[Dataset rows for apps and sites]
- - - -

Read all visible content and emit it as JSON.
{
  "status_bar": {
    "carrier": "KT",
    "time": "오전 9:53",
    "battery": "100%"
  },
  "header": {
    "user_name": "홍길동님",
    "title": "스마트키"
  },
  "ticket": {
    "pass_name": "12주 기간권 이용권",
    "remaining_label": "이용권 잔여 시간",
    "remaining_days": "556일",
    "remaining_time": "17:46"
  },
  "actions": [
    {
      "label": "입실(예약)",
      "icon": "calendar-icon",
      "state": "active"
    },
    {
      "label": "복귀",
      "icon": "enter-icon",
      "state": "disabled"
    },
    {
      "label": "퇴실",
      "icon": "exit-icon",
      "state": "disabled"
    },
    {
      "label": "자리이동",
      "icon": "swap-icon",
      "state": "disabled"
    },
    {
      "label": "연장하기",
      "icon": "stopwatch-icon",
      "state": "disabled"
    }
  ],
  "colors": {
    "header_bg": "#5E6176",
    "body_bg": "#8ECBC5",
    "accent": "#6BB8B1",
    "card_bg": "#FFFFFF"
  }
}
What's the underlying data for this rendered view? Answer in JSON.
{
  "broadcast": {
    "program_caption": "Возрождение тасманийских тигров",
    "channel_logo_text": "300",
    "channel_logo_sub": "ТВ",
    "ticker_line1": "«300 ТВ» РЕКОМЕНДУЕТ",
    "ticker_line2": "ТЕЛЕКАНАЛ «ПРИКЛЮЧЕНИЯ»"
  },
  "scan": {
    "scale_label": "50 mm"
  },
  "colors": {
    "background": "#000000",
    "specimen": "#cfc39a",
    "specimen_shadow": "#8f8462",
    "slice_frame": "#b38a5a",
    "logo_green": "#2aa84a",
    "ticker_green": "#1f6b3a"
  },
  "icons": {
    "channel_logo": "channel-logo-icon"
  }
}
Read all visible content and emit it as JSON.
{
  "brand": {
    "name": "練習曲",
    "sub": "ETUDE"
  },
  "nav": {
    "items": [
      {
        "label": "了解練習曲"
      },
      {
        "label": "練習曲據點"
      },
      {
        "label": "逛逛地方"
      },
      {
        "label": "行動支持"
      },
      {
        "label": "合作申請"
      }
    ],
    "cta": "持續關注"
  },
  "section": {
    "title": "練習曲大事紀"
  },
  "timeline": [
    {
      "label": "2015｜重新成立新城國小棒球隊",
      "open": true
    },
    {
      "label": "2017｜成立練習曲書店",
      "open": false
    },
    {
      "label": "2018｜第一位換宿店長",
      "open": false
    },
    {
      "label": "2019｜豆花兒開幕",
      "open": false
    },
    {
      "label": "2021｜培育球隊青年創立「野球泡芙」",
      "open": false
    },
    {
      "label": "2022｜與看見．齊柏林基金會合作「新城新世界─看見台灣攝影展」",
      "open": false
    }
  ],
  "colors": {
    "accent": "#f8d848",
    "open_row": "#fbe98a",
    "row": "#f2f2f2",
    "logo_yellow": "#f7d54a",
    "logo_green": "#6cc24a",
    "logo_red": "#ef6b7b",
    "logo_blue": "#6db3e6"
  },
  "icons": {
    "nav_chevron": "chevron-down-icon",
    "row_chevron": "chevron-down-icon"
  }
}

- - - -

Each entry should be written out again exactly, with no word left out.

- [TASK OUTPUT]
Read all visible content and emit it as JSON.
{
  "status_bar": {
    "carrier": "KT",
    "time": "오전 9:53",
    "battery": "100%"
  },
  "header": {
    "user_name": "홍길동님",
    "title": "스마트키"
  },
  "ticket": {
    "pass_name": "12주 기간권 이용권",
    "remaining_label": "이용권 잔여 시간",
    "remaining_days": "556일",
    "remaining_time": "17:46"
  },
  "actions": [
    {
      "label": "입실(예약)",
      "icon": "calendar-icon",
      "state": "active"
    },
    {
      "label": "복귀",
      "icon": "enter-icon",
      "state": "disabled"
    },
    {
      "label": "퇴실",
      "icon": "exit-icon",
      "state": "disabled"
    },
    {
      "label": "자리이동",
      "icon": "swap-icon",
      "state": "disabled"
    },
    {
      "label": "연장하기",
      "icon": "stopwatch-icon",
      "state": "disabled"
    }
  ],
  "colors": {
    "header_bg": "#5E6176",
    "body_bg": "#8ECBC5",
    "accent": "#6BB8B1",
    "card_bg": "#FFFFFF"
  }
}
What's the underlying data for this rendered view? Answer in JSON.
{
  "broadcast": {
    "program_caption": "Возрождение тасманийских тигров",
    "channel_logo_text": "300",
    "channel_logo_sub": "ТВ",
    "ticker_line1": "«300 ТВ» РЕКОМЕНДУЕТ",
    "ticker_line2": "ТЕЛЕКАНАЛ «ПРИКЛЮЧЕНИЯ»"
  },
  "scan": {
    "scale_label": "50 mm"
  },
  "colors": {
    "background": "#000000",
    "specimen": "#cfc39a",
    "specimen_shadow": "#8f8462",
    "slice_frame": "#b38a5a",
    "logo_green": "#2aa84a",
    "ticker_green": "#1f6b3a"
  },
  "icons": {
    "channel_logo": "channel-logo-icon"
  }
}
Read all visible content and emit it as JSON.
{
  "brand": {
    "name": "練習曲",
    "sub": "ETUDE"
  },
  "nav": {
    "items": [
      {
        "label": "了解練習曲"
      },
      {
        "label": "練習曲據點"
      },
      {
        "label": "逛逛地方"
      },
      {
        "label": "行動支持"
      },
      {
        "label": "合作申請"
      }
    ],
    "cta": "持續關注"
  },
  "section": {
    "title": "練習曲大事紀"
  },
  "timeline": [
    {
      "label": "2015｜重新成立新城國小棒球隊",
      "open": true
    },
    {
      "label": "2017｜成立練習曲書店",
      "open": false
    },
    {
      "label": "2018｜第一位換宿店長",
      "open": false
    },
    {
      "label": "2019｜豆花兒開幕",
      "open": false
    },
    {
      "label": "2021｜培育球隊青年創立「野球泡芙」",
      "open": false
    },
    {
      "label": "2022｜與看見．齊柏林基金會合作「新城新世界─看見台灣攝影展」",
      "open": false
    }
  ],
  "colors": {
    "accent": "#f8d848",
    "open_row": "#fbe98a",
    "row": "#f2f2f2",
    "logo_yellow": "#f7d54a",
    "logo_green": "#6cc24a",
    "logo_red": "#ef6b7b",
    "logo_blue": "#6db3e6"
  },
  "icons": {
    "nav_chevron": "chevron-down-icon",
    "row_chevron": "chevron-down-icon"
  }
}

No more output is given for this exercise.